Here's one aspect of the gun laws debate I admit I never thought of. After the San Bernardino shooting, one of my directors pointed out that the place that the terrorist couple opened fire was a center for people with disabilities. I don't remember this fact being particularly advertised in the media. "They're like sitting ducks"- she said, pointing out that nobody there had any means to defend themselves and everyone was at the mercy of the killers. Wow, I thought- if there was ever a better illustration of how powerless your disability can render you. I've said time and time again that people should have guns if it makes them feel safer, that I feel safer if a trained and qualified gun user is around me, but that I would personally never get a gun because I'd fear I hurt myself. I tense up easily and I practically have only one functioning hand. I know guns are not a popular subject for a lot of people and I debated even bringing this topic up in my writings.   My Board Member then told me that she would take me to a shooting range and that I needed to learn. I don't need to buy a gun- or have one she said, but I need to learn how to use it. In an emergency, if a gun or a clip fell to the ground would I know how to pick it up and use it, reload it if I needed to, switch the safety off. This is a touchy subject for a lot of people, but I do see the value of knowing how to handle something that people use and handle for their safety, that is broadly available even if I don't have one myself. Educating myself can save my life and ignorance can surely kill me.

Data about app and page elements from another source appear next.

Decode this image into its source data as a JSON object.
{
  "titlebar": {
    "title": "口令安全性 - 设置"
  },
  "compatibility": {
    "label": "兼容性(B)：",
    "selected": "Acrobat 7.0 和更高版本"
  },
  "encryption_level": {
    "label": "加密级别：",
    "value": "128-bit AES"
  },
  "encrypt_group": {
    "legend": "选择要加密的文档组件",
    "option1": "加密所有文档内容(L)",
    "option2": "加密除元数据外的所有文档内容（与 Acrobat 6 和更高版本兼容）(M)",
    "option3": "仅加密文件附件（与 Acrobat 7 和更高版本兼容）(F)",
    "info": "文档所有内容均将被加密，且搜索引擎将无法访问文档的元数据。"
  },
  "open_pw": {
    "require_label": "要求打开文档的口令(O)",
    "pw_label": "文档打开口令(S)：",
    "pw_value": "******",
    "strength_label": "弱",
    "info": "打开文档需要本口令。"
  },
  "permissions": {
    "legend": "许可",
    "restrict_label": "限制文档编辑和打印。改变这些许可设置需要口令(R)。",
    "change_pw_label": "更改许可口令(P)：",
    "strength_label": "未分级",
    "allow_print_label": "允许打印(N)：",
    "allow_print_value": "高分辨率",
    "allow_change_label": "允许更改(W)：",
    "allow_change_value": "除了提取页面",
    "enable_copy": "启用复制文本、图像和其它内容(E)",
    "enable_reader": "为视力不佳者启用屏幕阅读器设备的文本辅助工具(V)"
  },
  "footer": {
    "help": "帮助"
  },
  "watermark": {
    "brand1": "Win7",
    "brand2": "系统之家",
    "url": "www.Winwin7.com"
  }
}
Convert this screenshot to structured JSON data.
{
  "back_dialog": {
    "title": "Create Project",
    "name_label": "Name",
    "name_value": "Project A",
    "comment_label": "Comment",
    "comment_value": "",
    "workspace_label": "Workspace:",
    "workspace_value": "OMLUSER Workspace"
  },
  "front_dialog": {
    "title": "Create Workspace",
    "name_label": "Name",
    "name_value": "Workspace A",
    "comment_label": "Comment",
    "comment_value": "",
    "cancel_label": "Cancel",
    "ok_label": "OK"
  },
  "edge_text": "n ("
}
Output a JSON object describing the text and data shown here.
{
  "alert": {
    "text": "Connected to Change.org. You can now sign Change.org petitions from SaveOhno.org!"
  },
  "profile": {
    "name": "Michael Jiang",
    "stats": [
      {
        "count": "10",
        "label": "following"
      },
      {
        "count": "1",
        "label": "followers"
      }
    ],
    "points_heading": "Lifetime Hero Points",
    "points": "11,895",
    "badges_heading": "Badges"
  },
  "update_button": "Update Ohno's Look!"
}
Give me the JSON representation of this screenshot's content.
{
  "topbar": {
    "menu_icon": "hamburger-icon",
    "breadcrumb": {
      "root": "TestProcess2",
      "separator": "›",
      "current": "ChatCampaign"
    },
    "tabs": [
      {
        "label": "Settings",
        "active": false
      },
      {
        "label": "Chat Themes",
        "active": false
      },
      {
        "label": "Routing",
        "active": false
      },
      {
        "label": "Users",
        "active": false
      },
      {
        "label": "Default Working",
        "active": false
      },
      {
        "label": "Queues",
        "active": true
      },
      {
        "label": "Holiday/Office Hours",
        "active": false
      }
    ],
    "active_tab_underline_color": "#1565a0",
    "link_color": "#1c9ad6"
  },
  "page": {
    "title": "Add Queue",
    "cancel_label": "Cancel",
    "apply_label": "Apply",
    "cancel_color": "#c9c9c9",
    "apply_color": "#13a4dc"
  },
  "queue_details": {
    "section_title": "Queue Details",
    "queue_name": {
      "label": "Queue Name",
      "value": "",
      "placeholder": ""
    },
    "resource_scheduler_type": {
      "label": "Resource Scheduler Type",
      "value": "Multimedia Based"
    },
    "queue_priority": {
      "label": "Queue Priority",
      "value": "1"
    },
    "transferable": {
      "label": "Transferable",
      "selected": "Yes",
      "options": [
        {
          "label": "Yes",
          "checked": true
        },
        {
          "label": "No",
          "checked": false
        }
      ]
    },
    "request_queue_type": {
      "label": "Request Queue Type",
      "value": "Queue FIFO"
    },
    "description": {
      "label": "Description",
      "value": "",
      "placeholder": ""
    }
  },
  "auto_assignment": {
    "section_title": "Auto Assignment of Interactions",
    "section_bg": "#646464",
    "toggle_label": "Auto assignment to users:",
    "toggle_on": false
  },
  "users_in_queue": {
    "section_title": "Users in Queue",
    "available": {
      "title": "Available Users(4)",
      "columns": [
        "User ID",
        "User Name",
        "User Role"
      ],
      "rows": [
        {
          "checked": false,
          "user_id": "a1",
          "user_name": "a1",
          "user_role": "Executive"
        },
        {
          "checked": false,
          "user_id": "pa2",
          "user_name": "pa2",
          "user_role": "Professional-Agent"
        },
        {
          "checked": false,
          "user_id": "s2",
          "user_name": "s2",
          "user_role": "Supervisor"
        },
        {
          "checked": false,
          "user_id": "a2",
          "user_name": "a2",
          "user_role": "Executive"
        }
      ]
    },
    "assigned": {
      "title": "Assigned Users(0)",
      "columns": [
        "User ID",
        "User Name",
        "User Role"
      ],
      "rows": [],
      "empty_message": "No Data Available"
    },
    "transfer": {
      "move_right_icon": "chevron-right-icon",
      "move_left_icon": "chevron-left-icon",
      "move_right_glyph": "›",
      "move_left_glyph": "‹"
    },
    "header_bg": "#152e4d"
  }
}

 So I did try to contact someone at the NRA with only one question: Do they offer any training courses for people with physical disabilities or know someone who does. Not to promote gun use, but to promote knowledge. And the more we talked about it - with that co-worker of mine, the more I realized that people with disabilities would not only require special holsters or other ways to carry it, but a host of specialized accessories. I thought about whether it would be appropriate to approach this problem as a the Foundation. I'm sure such work would alienate a lot of potential donors. But I really want to know what is out there. And what is being done to keep people with disabilities  safe.  I know I might take some heat for this, but I can even see some therapeutic value to owning and having a gun. We're talking about people who often feel deprived of something or limited. Getting the power to defend themselves back seems like confidence booster, reclaiming some control and normalcy. But it's not for everyone. Most likely it's not for me. But I'd like to now more. And everyone likes to have options. But that's the point: I created the Florida Disability Access and Awareness Foundation to talk about issues and aspects relating to mobility and disability perception that no one has before. And I look forward to work with a broad rage of partners, varying from issue to issue to push the discussions further. For now visit and get to know our vision.

Monday, January 4, 2016

Come Volunteer with us!

It's a New Year and for us at the Florida Disability Access and Awareness Foundation- an anniversary. We formed the nonprofit in January 2013. And it feels like every January we come back from the Christmas celebration with a new vision and a renewed sense of mission. Last year around this time we got our 501(c)(3) determination. This time we have a clearer idea of where we are and we deal with better articulated projects. We want to work with businesses. We have an idea for a one-stop disability resource portal and we want to pursue our wheelchaired for a day video project and develop inspiring tales of regular people dealing with inaccessible cities into a full fledged documentary series. But it's also time to start over. To regroup.   To recruit new blood. This time we're reaching out to journalism, computer science, marketing and architecture students, all majors relevant to what we're trying to build. We are able to satisfy a community service requirement or a volunteer coursework credit. We'll even consider structuring an internship. Because we need help to move our matters along while students could really benefit from working with a living breathing nonprofit and interacting with disability issues, up  close. Santa Fe? UF? No problem. Please review the following postings: Videographer    PR Coordinator Marketing  Copywriter and join us!